The teacher of the workshop for all sixteen years of its existence is Lucas Richman. Lucas is currently Music Director for both the Knoxville Symphony Orchestra in Tennessee and the Bangor Symphony Orchestra in Maine. Two years from now he will be conducting full-time in Bangor. He’s a great teacher, inventive composer in his own right, and conductor extraordinaire who spent many years conducting film scores in Hollywood (“The Village”, “Se7en”, “As Good As It Gets” to name a few) before taking the job in Knoxville in 2003. I’m proud to call him a colleague and a friend. Read more about Lucas by clicking here.

The composer-students get to conduct all types of orchestral works ranging from chamber works by Copland and Mascagni to larger symphonic works by Beethoven and Rossini all the way up to big film scores by Jerry Goldsmith and Alan Silvestri.

I always have a lot of fun being a part of the workshop every year because I get to wear the dual hats of music editor and conductor. I coordinate all the film score cues by preparing the picture, the click tracks, and the Auricle programming. Lucas does all the conducting coaching and teaching, and I’m able to lend the perspective of a music editor with formal conducting training. It’s been a wonderful and fun opportunity for me to meet new composers and hear more fantastic live music played by the greatest musicians working today.

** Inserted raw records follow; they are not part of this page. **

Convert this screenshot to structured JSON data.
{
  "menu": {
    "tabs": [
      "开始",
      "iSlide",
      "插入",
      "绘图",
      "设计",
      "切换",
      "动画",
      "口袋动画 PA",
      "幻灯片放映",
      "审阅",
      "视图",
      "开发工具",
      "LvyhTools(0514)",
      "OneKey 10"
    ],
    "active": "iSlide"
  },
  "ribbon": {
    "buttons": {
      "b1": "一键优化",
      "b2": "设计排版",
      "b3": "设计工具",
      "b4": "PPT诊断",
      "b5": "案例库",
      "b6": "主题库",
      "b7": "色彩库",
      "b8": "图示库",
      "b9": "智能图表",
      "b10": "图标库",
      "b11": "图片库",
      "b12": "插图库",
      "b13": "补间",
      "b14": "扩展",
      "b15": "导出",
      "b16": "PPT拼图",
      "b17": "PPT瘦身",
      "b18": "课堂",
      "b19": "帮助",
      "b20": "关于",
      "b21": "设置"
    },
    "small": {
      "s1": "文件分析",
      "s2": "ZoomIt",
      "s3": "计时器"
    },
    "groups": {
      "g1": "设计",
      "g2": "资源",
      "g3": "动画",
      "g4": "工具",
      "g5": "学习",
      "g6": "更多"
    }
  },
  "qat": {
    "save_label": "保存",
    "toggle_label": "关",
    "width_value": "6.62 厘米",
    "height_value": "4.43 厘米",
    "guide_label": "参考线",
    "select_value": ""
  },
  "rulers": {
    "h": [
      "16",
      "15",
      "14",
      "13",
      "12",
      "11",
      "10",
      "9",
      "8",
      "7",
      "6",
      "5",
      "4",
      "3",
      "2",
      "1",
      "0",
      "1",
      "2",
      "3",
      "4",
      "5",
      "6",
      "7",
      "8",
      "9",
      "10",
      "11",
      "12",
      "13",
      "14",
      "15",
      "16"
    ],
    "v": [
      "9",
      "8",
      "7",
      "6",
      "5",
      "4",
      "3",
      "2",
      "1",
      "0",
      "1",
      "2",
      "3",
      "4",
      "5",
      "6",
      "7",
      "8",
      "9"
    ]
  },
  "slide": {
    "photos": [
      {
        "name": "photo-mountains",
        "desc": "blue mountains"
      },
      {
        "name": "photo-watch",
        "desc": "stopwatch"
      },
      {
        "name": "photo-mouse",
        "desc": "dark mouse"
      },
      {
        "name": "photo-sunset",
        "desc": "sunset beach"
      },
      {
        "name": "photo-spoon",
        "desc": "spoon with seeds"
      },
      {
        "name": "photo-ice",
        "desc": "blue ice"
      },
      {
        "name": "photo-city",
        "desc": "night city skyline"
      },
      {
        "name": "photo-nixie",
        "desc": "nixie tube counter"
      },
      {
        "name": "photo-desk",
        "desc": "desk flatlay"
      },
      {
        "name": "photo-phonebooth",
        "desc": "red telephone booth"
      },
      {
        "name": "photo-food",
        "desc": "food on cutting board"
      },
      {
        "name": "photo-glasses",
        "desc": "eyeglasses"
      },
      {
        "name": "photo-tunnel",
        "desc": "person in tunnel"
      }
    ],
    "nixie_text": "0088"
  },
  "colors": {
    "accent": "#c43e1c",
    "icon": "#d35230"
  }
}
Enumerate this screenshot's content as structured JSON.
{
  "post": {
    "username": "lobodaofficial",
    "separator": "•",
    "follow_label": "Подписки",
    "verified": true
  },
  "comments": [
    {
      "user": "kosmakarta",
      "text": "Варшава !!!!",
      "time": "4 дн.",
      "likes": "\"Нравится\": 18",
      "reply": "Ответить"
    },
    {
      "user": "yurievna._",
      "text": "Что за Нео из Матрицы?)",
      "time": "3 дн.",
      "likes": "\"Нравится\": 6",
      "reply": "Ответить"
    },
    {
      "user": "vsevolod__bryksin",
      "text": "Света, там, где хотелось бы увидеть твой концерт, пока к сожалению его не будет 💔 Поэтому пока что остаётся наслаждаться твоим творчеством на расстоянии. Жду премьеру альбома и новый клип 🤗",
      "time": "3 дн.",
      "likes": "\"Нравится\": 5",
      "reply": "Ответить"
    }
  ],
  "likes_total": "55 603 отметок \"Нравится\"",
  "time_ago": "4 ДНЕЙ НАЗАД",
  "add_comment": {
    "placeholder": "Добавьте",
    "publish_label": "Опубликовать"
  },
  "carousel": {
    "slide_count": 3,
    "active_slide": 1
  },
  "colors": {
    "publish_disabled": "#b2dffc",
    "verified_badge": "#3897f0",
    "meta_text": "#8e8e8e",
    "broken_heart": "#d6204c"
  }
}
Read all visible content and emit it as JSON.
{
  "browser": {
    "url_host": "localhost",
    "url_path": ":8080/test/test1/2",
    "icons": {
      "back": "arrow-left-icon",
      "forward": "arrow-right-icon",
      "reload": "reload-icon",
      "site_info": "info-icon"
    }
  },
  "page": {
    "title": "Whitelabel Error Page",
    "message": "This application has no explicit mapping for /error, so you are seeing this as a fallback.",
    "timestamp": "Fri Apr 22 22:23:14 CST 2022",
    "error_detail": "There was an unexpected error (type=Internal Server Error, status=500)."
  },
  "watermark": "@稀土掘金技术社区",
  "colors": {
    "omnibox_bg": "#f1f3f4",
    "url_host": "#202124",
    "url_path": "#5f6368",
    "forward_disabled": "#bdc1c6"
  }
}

I took some photos during this year’s workshop for you to enjoy. Scroll down and click on any photo to see a larger view and to browse through the collection.

New episodes of THE SIMPSONS are scheduled to return in late September and I’m due back at the first music spotting of the 25th season in mid-August. I’ll be posting more musical musings between now and then.

A Little More About Les Misérables

I just wanted to post a quick follow-up to my previous post after finding a couple of behind-the-scenes featurettes on YouTube. I’ll make it quick, I promise.

I captured a few images from the videos to illustrate some of the points I made in the other post. First, we have this, a shot of the off-stage pianist/accompanist encased in her little soundproof box. The box allowed the pianist to play and move without fear of the sounds being captured by the on-set microphones that were recording the cast’s singing. D’oh! There’s more to read…

Les Misérables

Have too many words already been written about this movie? Probably, but I’m here to share my thoughts about the film from the points of view as both a movie fan and a music editor. WARNING: I’m going to get a bit deep in spots here about the technical side of producing the music for the movie – mind you, I did not work on the movie so my observations will be strictly based on my past experiences working on musicals and SIMPSONS production numbers, so while what I write may not be 100% accurate as it applies to “Les Misérables”, it should give a pretty thorough look at the process. D’oh! There’s more to read…

Finishing “Politically Inept with Homer Simpson” & “The D’oh-cial Network” and Starting “Moe Goes from Rags to Riches”

2012 has been pretty busy right from the get-go.

We started off by airing PABF03 “Politically Inept with Homer Simpson” on January 8. We actually finished dubbing this episode back on December 13, so it was really nice to be so far ahead of the airdate. That luxury will be rapidly evaporating as we get deeper into 2012 and more episodes start airing back-to-back. D’oh! There’s more to read…